At halftime of the Drexel University men’s basketball team’s 77-67 loss to Elon University Jan. 3, the Dragons trailed by 18 points thanks to a dunk from forward Mohamed Bah with less than a second to play.
The ferocious slam from the sophomore big man prevented a 20-point halftime deficit. Even still, the 18-point gap was the biggest halftime hole of the year for the Dragons.
The Phoenix, a notoriously offense-centric squad, lit up the Dragons for 46 first-half points, including 10 three-pointers. Nothing was going right for head coach James “Bruiser” Flint’s team on the defensive end, and as far as Elon coach Matt Matheny’s players were concerned, their rim was as wide as the Schuylkill River.
“Honestly, these guys just got hot from the three-point line,” Flint admitted after the loss. “They don’t shoot it like that. They only made one in the second half, if I’m not mistaken. It was a big one, but they made one in the second half.”
Elon entered the game shooting 36.1 percent from behind the arc, and averaging about seven made three-pointers per game. Against the Dragons, the Phoenix knocked down 11 of 20 attempts, tying the most three point shots allowed by Drexel this season.

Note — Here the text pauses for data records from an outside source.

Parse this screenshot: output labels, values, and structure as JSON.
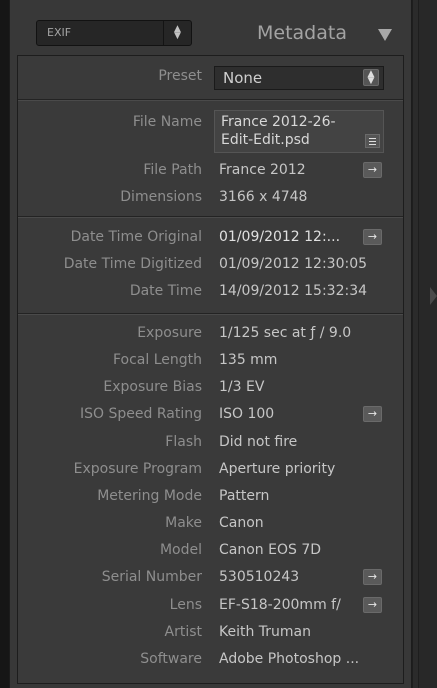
{
  "header": {
    "dropdown_value": "EXIF",
    "title": "Metadata"
  },
  "preset": {
    "label": "Preset",
    "value": "None"
  },
  "file": {
    "name_label": "File Name",
    "name_line1": "France 2012-26-",
    "name_line2": "Edit-Edit.psd",
    "path_label": "File Path",
    "path_value": "France 2012",
    "dimensions_label": "Dimensions",
    "dimensions_value": "3166 x 4748"
  },
  "dates": [
    {
      "label": "Date Time Original",
      "value": "01/09/2012 12:...",
      "bright": true,
      "arrow": true
    },
    {
      "label": "Date Time Digitized",
      "value": "01/09/2012 12:30:05",
      "bright": false,
      "arrow": false
    },
    {
      "label": "Date Time",
      "value": "14/09/2012 15:32:34",
      "bright": false,
      "arrow": false
    }
  ],
  "exif": [
    {
      "label": "Exposure",
      "value": "1/125 sec at ƒ / 9.0",
      "arrow": false
    },
    {
      "label": "Focal Length",
      "value": "135 mm",
      "arrow": false
    },
    {
      "label": "Exposure Bias",
      "value": "1/3 EV",
      "arrow": false
    },
    {
      "label": "ISO Speed Rating",
      "value": "ISO 100",
      "arrow": true
    },
    {
      "label": "Flash",
      "value": "Did not fire",
      "arrow": false
    },
    {
      "label": "Exposure Program",
      "value": "Aperture priority",
      "arrow": false
    },
    {
      "label": "Metering Mode",
      "value": "Pattern",
      "arrow": false
    },
    {
      "label": "Make",
      "value": "Canon",
      "arrow": false
    },
    {
      "label": "Model",
      "value": "Canon EOS 7D",
      "arrow": false
    },
    {
      "label": "Serial Number",
      "value": "530510243",
      "arrow": true
    },
    {
      "label": "Lens",
      "value": "EF-S18-200mm f/",
      "arrow": true
    },
    {
      "label": "Artist",
      "value": "Keith Truman",
      "arrow": false
    },
    {
      "label": "Software",
      "value": "Adobe Photoshop ...",
      "arrow": false
    }
  ],
  "icons": {
    "spinner": "up-down-arrows-icon",
    "arrow": "go-to-arrow-icon",
    "list": "list-icon",
    "collapse": "triangle-down-icon"
  }
}
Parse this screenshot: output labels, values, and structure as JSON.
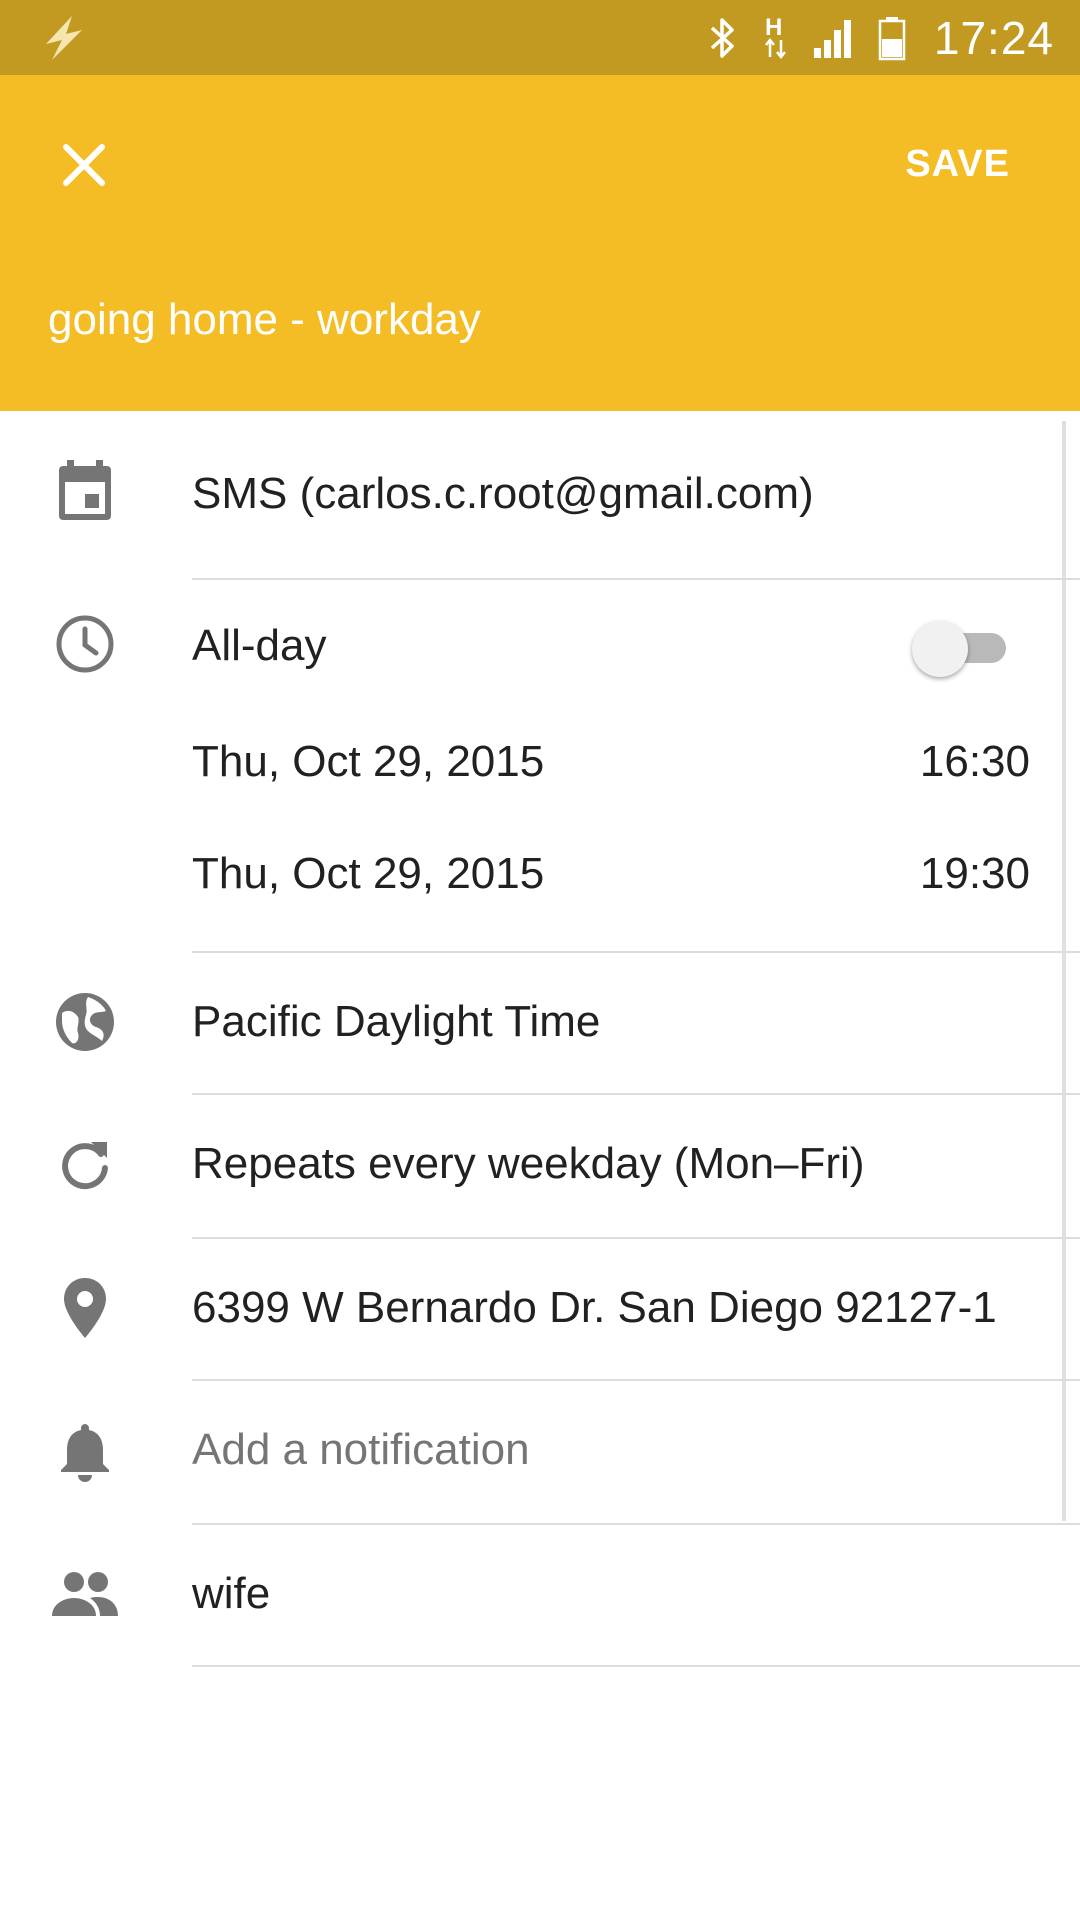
{
  "status_bar": {
    "time": "17:24",
    "network_label": "H",
    "icons": [
      "flash-icon",
      "bluetooth-icon",
      "network-h-icon",
      "signal-icon",
      "battery-icon"
    ]
  },
  "app_bar": {
    "close_icon": "close-icon",
    "save_label": "SAVE",
    "title": "going home - workday",
    "bg_color": "#f4bd26",
    "status_color": "#c29a21"
  },
  "event": {
    "calendar": "SMS (carlos.c.root@gmail.com)",
    "all_day_label": "All-day",
    "all_day_on": false,
    "start_date": "Thu, Oct 29, 2015",
    "start_time": "16:30",
    "end_date": "Thu, Oct 29, 2015",
    "end_time": "19:30",
    "timezone": "Pacific Daylight Time",
    "repeat": "Repeats every weekday (Mon–Fri)",
    "location": "6399 W Bernardo Dr. San Diego 92127-1",
    "notification_placeholder": "Add a notification",
    "guests": "wife"
  }
}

“Got to give them credit,” Flint said. “They just got so hot.”
But Flint didn’t panic at halftime. He told his players they’d get their chances. The first half just went Elon’s way, he told his eight guys. He told his troops — and himself — the pendulum would eventually swing back.
“It was just like, yo — keep playing and we’ll get ourselves back into the game,” Flint said. “Now, if they keep shooting like they were shooting, then you’re in trouble. If not, we’ll have our opportunities to get back in the game.
“And we did.”
For parts of the second stanza, he was right. The Dragons cut their deficit to 10 points a number of times, and even drew within single digits down the stretch. Junior guard Damion Lee scored 20 points on 12 second-half field goals and freshman point guard Rashann London added 11 points of his own.
But the struggling team never successfully stitched up the gap, getting in its way more than a few times.
“When we [had our chances], we broke down,” Flint explained. “We cut it to 10, we give up a drive. We give up a three. We miss two foul shots to cut it to nine.
“When we needed to make a play, we didn’t. That’s the bottom line.”
The chances were certainly there.
With 13:21 to play in the game, the Dragons drew within 10 points, 50-40, on a three-pointer from London. On the ensuing possession the Dragons allowed an offensive rebound and a bucket from Elon to stretch it back to 12. After tying it again, the Dragons turned the ball over and Elon’s Kevin Blake made it 54-42, another 12-point gap.
Later, trailing 56-46, Drexel allowed Elon to hit a layup, and then turned the ball over, missed a three-point attempt, and allowed Elon to hit a deep ball of its own.
When the Phoenix stretched it to 15 points, the clock had dipped below nine minutes to play. The Dragons wasted over four minutes of game time on a seesaw before letting Elon off the hook with nothing to show for it.
At that point, it was out of reach. The Dragons were gassed, something Flint attributes to the admittedly restricting eight-player roster decimated by injury.
“Honestly, towards the end of the game we get tired because we don’t have that many guys,” Flint said. “So you’ve got to keep it up.
“If we had all juniors and seniors, we’d be fine. They can handle it. We’ve got freshmen. Once they get tired, they’re — mentally, they might as well just not be on the court. That’s when the breakdowns come into it.”
And the Dragons’ injury situation isn’t going to improve any time soon, as forwards Rodney Williams and Sooren Derboghosian are both out indefinitely.
Drexel (2-10, 0-1) plays again Jan. 5, when the College of William & Mary Tribe (7-5, 0-1) trek to Philadelphia at 7 p.m.